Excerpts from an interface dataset
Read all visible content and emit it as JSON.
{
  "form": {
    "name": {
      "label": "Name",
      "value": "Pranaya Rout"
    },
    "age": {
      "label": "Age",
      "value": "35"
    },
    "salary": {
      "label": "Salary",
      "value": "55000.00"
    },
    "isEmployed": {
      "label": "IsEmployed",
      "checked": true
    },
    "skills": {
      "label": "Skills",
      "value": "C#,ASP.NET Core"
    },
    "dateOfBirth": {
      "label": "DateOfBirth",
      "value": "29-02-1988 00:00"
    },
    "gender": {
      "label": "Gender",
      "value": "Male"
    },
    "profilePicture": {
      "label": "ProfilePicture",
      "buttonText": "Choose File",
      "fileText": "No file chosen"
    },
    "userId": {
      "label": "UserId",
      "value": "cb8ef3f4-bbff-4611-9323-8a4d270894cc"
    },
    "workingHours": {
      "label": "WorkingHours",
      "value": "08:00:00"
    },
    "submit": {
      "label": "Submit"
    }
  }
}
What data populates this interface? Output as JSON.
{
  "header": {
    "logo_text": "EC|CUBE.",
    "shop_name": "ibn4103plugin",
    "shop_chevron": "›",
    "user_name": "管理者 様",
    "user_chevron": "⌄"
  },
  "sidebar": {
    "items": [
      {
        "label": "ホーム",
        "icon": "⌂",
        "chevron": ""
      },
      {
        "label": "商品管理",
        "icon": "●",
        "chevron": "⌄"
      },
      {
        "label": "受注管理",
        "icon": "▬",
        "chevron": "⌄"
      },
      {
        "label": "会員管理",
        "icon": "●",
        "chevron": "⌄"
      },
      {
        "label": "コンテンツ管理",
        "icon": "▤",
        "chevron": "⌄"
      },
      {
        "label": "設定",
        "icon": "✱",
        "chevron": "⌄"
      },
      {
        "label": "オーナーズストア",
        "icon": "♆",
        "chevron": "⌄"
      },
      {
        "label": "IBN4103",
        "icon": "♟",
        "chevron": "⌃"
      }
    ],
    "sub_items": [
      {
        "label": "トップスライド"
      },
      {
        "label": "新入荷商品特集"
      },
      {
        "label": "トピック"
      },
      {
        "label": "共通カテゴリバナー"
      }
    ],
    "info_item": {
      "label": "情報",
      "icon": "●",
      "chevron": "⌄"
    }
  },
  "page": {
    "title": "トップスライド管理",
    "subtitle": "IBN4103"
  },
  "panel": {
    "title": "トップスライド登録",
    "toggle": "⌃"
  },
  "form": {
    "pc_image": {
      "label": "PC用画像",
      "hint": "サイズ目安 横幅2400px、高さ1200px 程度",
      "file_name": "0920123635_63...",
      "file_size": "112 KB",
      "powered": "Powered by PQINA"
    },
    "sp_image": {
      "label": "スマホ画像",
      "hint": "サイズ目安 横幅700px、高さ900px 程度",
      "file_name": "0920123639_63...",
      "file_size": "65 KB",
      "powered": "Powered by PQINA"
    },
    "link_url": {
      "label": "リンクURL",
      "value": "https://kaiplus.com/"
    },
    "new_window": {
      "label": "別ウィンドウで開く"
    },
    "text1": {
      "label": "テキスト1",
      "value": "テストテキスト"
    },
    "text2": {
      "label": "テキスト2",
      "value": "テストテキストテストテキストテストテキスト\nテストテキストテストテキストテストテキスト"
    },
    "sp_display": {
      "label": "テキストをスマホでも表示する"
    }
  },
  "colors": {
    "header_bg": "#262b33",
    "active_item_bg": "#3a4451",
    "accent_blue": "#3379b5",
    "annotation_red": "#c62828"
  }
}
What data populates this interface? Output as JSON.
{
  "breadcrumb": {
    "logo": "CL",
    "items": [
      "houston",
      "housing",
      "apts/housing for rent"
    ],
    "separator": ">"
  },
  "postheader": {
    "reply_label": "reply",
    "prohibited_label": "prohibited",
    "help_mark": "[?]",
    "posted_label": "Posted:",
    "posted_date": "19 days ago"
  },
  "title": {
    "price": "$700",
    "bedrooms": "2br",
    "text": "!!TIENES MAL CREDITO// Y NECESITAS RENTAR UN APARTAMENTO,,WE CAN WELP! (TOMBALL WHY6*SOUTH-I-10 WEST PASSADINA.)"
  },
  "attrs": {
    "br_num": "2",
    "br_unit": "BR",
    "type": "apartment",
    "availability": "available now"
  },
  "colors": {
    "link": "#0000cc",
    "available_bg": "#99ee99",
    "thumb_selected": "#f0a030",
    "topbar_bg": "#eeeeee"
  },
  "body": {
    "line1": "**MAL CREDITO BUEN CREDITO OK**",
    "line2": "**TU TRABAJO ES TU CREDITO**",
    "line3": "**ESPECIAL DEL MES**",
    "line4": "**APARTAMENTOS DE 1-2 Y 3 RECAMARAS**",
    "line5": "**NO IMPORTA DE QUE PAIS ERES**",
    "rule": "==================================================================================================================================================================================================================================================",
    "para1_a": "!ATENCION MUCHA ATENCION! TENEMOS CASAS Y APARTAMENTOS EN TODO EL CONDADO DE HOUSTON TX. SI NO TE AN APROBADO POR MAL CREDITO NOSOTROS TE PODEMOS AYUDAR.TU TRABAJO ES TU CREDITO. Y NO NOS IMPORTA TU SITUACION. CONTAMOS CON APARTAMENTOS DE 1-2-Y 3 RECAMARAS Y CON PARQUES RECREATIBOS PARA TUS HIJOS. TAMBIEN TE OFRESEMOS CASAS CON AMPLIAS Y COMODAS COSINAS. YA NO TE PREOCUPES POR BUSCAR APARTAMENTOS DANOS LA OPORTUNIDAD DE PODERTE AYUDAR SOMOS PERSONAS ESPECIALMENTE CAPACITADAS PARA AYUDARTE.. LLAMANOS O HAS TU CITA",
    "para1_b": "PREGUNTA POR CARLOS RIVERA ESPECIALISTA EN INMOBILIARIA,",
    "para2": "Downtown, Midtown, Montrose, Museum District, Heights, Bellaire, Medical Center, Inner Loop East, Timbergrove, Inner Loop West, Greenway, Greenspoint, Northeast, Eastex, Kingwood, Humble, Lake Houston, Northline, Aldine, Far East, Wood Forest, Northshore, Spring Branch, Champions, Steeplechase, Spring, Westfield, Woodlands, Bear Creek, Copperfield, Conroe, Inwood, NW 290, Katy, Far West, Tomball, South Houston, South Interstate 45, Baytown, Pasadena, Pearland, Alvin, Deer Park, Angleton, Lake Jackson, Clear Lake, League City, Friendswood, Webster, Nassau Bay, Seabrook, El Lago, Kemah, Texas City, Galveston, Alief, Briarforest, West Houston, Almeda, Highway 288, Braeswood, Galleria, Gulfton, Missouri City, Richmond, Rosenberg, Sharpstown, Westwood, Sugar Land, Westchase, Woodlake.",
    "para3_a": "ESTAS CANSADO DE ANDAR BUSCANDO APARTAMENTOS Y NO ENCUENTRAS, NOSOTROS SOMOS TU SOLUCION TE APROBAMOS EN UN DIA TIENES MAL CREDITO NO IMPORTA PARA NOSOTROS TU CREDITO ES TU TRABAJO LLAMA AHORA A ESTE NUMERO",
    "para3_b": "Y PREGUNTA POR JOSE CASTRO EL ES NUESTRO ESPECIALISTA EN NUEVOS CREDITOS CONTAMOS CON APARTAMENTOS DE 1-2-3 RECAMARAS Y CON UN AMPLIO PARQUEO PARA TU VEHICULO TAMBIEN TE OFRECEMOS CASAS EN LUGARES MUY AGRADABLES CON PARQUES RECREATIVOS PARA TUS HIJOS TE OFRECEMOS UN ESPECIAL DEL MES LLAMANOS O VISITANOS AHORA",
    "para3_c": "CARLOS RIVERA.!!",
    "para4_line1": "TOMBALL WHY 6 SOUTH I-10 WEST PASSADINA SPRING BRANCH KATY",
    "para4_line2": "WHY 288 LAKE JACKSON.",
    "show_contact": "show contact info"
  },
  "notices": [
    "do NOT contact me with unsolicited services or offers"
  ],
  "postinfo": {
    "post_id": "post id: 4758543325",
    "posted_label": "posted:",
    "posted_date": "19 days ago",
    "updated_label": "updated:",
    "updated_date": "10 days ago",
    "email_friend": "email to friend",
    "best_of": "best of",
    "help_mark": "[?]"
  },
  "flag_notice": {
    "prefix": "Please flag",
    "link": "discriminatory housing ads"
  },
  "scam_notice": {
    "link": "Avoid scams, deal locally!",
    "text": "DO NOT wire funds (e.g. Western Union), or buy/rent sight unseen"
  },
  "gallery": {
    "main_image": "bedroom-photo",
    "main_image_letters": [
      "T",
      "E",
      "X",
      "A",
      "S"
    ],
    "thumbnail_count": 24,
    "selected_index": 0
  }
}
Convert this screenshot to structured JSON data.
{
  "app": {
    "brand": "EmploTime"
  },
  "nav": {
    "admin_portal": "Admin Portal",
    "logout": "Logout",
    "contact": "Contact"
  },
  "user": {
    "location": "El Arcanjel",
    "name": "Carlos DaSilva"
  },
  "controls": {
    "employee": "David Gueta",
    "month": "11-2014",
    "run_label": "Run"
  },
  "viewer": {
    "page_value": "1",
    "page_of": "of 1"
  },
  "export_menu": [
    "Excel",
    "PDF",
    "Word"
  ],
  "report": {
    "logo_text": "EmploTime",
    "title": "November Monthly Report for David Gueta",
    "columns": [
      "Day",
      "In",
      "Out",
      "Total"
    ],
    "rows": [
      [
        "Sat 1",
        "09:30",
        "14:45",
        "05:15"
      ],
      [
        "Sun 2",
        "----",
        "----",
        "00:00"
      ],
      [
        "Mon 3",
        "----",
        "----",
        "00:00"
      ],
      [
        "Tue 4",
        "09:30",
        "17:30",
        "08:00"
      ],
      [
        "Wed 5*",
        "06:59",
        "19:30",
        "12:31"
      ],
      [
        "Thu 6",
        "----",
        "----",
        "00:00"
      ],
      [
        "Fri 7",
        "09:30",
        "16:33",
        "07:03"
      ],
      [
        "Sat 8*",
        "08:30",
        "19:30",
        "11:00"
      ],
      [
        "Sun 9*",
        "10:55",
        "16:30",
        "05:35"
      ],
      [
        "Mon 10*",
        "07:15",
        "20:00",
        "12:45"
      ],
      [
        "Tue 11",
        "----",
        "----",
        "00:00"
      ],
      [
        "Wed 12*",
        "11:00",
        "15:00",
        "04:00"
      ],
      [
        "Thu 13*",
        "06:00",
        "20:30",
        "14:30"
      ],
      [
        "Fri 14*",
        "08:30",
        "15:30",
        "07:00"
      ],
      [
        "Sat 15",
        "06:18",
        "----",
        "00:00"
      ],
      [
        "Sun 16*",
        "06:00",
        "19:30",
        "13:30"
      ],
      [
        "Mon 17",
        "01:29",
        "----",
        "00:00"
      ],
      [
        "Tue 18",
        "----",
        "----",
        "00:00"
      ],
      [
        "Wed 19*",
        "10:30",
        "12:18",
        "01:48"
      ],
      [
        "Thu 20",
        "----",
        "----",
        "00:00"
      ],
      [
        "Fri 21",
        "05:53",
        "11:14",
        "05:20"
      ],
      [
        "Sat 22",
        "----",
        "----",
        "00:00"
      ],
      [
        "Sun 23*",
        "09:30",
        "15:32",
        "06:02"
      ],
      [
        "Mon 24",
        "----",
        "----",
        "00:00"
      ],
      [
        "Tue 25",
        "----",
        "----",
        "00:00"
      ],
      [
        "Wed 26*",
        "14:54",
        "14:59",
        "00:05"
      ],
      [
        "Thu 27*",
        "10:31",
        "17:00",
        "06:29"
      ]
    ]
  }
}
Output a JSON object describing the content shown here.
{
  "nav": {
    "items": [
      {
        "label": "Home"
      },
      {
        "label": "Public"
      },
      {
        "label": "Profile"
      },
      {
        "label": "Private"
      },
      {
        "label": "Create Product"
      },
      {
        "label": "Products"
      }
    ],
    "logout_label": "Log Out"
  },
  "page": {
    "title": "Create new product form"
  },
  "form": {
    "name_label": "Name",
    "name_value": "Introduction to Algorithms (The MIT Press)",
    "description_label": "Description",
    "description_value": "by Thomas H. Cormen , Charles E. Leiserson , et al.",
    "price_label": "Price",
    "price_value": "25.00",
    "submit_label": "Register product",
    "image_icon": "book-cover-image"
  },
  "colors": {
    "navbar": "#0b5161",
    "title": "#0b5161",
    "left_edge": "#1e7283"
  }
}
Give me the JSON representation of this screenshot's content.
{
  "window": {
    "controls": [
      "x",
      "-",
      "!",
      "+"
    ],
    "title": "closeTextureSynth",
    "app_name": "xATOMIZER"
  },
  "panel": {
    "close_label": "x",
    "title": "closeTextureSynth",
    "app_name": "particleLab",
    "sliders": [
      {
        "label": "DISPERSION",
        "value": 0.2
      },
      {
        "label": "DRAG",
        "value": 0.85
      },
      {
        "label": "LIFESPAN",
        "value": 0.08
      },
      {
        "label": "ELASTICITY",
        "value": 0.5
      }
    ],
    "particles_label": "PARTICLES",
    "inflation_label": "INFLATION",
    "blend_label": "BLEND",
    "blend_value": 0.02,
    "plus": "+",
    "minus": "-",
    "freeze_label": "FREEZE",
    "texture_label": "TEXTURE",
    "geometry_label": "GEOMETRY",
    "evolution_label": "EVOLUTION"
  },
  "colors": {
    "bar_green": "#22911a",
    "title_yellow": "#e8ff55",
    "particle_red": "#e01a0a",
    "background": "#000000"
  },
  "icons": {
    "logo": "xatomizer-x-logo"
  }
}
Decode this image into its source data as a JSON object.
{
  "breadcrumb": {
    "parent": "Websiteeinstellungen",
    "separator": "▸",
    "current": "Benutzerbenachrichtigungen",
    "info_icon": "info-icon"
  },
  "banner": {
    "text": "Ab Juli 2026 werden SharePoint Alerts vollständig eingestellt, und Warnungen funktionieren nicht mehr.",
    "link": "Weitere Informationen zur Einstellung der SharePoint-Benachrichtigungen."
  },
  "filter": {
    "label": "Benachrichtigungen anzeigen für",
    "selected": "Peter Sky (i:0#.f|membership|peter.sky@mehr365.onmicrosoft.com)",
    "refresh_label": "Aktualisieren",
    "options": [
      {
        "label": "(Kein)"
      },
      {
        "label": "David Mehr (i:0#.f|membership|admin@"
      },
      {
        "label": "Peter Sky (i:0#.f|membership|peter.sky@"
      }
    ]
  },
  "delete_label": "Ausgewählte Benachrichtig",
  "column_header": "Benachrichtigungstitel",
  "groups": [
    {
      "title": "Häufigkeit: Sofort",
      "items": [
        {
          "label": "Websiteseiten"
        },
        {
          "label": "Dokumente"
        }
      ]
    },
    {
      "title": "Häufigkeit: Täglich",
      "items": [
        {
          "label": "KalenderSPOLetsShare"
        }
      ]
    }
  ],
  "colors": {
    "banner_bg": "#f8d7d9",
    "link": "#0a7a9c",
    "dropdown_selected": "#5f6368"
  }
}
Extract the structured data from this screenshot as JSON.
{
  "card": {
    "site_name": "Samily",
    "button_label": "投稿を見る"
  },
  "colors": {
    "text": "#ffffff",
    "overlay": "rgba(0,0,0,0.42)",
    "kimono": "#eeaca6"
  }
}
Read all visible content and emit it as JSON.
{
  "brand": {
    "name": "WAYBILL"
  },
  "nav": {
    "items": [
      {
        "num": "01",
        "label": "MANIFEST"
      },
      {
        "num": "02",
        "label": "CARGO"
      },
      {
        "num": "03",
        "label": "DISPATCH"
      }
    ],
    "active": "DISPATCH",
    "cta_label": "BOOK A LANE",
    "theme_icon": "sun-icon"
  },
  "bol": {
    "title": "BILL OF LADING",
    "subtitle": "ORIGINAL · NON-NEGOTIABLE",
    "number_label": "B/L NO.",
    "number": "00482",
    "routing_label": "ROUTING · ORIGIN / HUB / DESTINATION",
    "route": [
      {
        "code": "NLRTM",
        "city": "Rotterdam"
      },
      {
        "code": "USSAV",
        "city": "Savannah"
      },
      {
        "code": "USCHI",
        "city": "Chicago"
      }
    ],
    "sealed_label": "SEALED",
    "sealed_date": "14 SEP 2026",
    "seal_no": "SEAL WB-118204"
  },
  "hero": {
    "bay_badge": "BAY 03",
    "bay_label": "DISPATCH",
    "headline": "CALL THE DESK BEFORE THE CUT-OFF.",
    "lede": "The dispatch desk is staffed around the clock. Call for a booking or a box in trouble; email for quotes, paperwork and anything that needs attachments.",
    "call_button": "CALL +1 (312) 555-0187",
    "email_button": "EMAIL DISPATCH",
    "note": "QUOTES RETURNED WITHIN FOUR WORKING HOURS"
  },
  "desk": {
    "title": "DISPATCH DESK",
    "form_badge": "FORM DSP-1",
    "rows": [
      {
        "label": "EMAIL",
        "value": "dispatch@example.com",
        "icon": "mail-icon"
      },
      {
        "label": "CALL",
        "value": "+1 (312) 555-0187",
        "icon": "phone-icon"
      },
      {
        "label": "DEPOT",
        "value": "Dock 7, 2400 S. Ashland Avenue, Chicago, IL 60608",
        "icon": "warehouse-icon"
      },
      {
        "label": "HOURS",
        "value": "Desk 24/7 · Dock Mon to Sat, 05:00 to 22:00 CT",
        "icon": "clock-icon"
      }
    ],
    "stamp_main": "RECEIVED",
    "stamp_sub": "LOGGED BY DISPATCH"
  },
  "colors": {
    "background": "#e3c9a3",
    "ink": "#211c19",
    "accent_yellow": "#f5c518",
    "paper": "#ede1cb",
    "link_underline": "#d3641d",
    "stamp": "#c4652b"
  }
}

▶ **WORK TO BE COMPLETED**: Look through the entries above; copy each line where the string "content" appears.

▶ **COMPLETED TASK**:
Read all visible content and emit it as JSON.
Output a JSON object describing the content shown here.
Give me the JSON representation of this screenshot's content.
Read all visible content and emit it as JSON.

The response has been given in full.